Archive for the ‘Mailbag’ Category

Have Any Questions for Hiring Managers?

Thursday, December 20th, 2012

Linda Wang, a reporter for C&EN, wrote ChemBark with the following:

I’m exploring an employment feature, which will be a “frank conversation with hiring managers.” I was wondering if you would be willing to post something on your blog for me soliciting questions from job seekers? This is my query:

Got a question for a hiring manager, but afraid to ask? C&EN is exploring an employment article that seeks to answer these burning questions. Please send your questions to Linda Wang, C&EN senior editor, at l_wang@acs.org. Questions will be anonymous.

Of course, while it’s fine to e-mail Linda directly, why not drop your questions in the comments for all of us to discuss and enjoy?

One thing that I have always wondered is how much your education can hurt you on the job market. How often do managers toss out applications from people with Ph.D.s because the business wants to pay around the median M.S. level and doesn’t want to spend resources hiring someone who will just keep looking for a better position? My sense is that a lot of Ph.D.s are willing to be “underemployed” but end up getting chucked right off the bat.

The same thing goes for academic jobs. How many people with Stanford/MIT Ph.D.s get rejected right off the bat for academic jobs at small colleges in rural areas because the school does not want to waste resources interviewing a highly educated, coast-dwelling candidate that will probably get other offers? What is the most effective way for a candidate to communicate to the hiring committee that he/she is serious about looking for a job at these schools?

Columbia Professor Dance Party

Saturday, December 15th, 2012

This video is pretty hilarious:

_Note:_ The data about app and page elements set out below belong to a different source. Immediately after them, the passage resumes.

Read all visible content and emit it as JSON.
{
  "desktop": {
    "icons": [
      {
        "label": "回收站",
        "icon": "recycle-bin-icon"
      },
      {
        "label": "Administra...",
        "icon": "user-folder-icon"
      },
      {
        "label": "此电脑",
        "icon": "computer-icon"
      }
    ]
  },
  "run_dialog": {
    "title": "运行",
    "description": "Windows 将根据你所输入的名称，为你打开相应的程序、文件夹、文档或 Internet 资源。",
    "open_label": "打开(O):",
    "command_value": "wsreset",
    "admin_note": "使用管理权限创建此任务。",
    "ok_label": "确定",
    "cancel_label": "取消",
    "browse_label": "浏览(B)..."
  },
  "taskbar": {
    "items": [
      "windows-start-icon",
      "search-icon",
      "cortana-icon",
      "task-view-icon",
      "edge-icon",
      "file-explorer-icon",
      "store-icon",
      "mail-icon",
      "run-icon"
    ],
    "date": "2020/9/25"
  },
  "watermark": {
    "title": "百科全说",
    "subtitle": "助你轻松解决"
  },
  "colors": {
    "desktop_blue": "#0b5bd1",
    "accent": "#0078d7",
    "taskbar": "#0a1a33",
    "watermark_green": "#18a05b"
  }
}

Congrats to Breslow, Nakanishi, and Sames for having good senses of humor. The holiday skits at Harvard were canceled a long time ago because a few people there took themselves a little too seriously.

Also, thanks to the three tipsters who e-mailed me different versions of this link. (And, of course, now that I’ve gone back and checked, this video has already made the rounds on Twitter. I will now go back under my rock. Bye.)

WWWTP? – Sci-Fi Classic Edition

Monday, September 17th, 2012

It’s time to start attacking the ChemBark mailbag. Let’s begin with this little gem sent in by Excimer:

Photo credit: Excimer

 

Excimer writes:

I’m currently reading the sci-fi classic series Cities in Flight by James Blish, and hooray! there’s organic chemistry in it. Unfortunately, it looks like this.

Indeed. You’ve gotta love the: (i) Texas carbon, (ii) doubly-bonded hydrogen, and (iii) calcium–carbon bonds. I guess this sci-fi classic is heavier on the fiction than the science.

Interesting Vendor Mail

Friday, August 24th, 2012

It seems that VWR and I have very different opinions as to what constitutes “IMPORTANT Information”:

 

 

A dinosaur squishy toy attached to a 15%-off coupon for a new balance only musters an 8.2 out of 10 on my scale of importance, but thanks for writing.

Jamba Juice Hates Chemistry

Thursday, August 23rd, 2012

Just about every chemistry blogger—including me—has lamented the increase in the number of businesses that advertise their products as “chemical free”. This rampant war on chemicals is as distressing to our field as it is to common sense—no product is free of chemicals.

But while I’ve seen plenty of anti-chemical ads, I’d never seen an anti-chemistry ad…until now:

Photo credit: Megan!

My fabulous labmate Megan snapped this photo at the Jamba Juice on historic Colorado Blvd in Old Town Pasadena. For those who might not be familiar with Jamba Juice, it is a fast food chain that sells overpriced fruit drinks to people who want to pretend they are living a healthy lifestyle. Imagine a less successful, fruity version of Starbucks. The slogan on their trough reads:

“ALL THE ENERGY, WITHOUT THE CHEMISTRY.”

Well, hot damn. No chemistry…whatever that means. And here I thought “chemistry” actually had a positive public image (e.g., “that football team has good chemistry”). Oh well. Not for long.

Jamba Juice even has a handsome anti-chemistry commercial too:

Oh no! Taurine? Inositol?! I don’t want anything to do with those!

Give me real fruit juice (for $6.99 + tax) and I’ll forget about the fact that real fruit juice naturally contains inositol, and taurine naturally accounts for 0.1% of our body weight.

Argh! I’ll stick to soda to wash down this stupidity.